By JOEL McNEECE
As of this morning, the death toll across the South had topped 200 from the series of deadly tornadoes that ripped through the region on Wednesday. Calhoun County, for the most part, was spared from the destruction.
The hardest hit area was in Bentley where the James McFall house suffered major damage.
“We could see it coming in the distance,” Mrs. McFall said. “The tornado would come down and hit the ground and then bounce back up. We just did get the door closed on the shelter before it hit the house.”
Half of the roof was ripped off the McFall’s house on CR 477. Their storage shed was completely flattened and their barn heavily damaged.
Alan “Squirrel” Neal’s trailer was also damaged nearby.
Trees, mostly snapped off at the trunk, blocked the roads in the area. Supervisor Barney Wade’s crews were busy for hours trying to clear a path.
“We had just got back from Cumberland when we were told of the damage out here,” Wade said.
Fallen trees was the most significant damage elsewhere, many across roadways, but the county was spared any loss of life or significant property destruction.
That wasn’t the case in the surrounding area.
Lafayette and Webster counties were among the first hit in the region. East Webster High School in Cumberland was completely destroyed by a tornado that struck around 3-4 a.m. The hardest hit were the 7-12th grade school building and all of the athletic faciltiies.
Calhoun County supervisor crews and other volunteers traveled to Cumberland early Wednesday morning to try and help clear roads.
“It was something else,” Supervisor Barney Wade said. “You really feel for them.”
Later in the morning Lafayettte County took a hit with several tornadoes spotted around Oxford. The Lafayette County Industrial Park appeared to be hardest hit where the Winchester and Caterpillar plants, both of whom employ Calhoun Countians, were among those that suffered damage.

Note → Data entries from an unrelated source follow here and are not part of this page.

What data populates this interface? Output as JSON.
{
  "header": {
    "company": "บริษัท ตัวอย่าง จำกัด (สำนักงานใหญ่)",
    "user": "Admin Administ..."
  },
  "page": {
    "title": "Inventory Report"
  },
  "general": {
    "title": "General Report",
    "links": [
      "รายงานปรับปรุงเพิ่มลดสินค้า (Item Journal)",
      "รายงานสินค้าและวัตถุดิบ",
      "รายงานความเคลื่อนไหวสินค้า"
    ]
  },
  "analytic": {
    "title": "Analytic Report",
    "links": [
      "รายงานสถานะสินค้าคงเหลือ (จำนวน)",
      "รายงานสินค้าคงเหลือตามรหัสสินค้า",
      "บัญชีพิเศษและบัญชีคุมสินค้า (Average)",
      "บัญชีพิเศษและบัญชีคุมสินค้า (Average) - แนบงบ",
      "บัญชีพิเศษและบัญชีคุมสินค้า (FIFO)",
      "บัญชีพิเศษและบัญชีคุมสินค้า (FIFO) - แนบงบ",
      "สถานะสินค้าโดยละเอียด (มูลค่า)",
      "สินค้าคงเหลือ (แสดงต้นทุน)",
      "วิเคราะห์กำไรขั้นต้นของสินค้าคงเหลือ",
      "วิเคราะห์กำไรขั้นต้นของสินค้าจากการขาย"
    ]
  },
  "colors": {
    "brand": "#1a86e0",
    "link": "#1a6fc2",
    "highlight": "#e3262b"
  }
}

Reports then began coming in from Chickasaw County where tornadoes touched down south of Houston near the Anchor Community and east of town. Several Calhoun County Fire Department units were dispatched to Houston to assist with devastation there.
The most devastated community in Northeast Mississippi was Smithville, just north of Amory in Monroe County. Early reports suggested more than 10 people were killed in the storm with the possibility of that number growing as officials sort through the large piles of debris.
As of 8:30 p.m. Wednesday, the Mississippi Emergency Manaement Agency had reported deaths in Monroe, Choctaw, Jasper, Kemper, Lafayette, Pike, Smith, Webster and Yazoo counties as a result of the tornadoes.
The first tornado picture was made by Janie James in Bentley.
The picture of the McFall house in Bentley was made by Joel McNeece
The second tornado picture was made by Bruce native Jay Bullard, of Houston, near the Anchor Community.
The bottom tornado picture was made by Dawn Huffman going toward Woodland.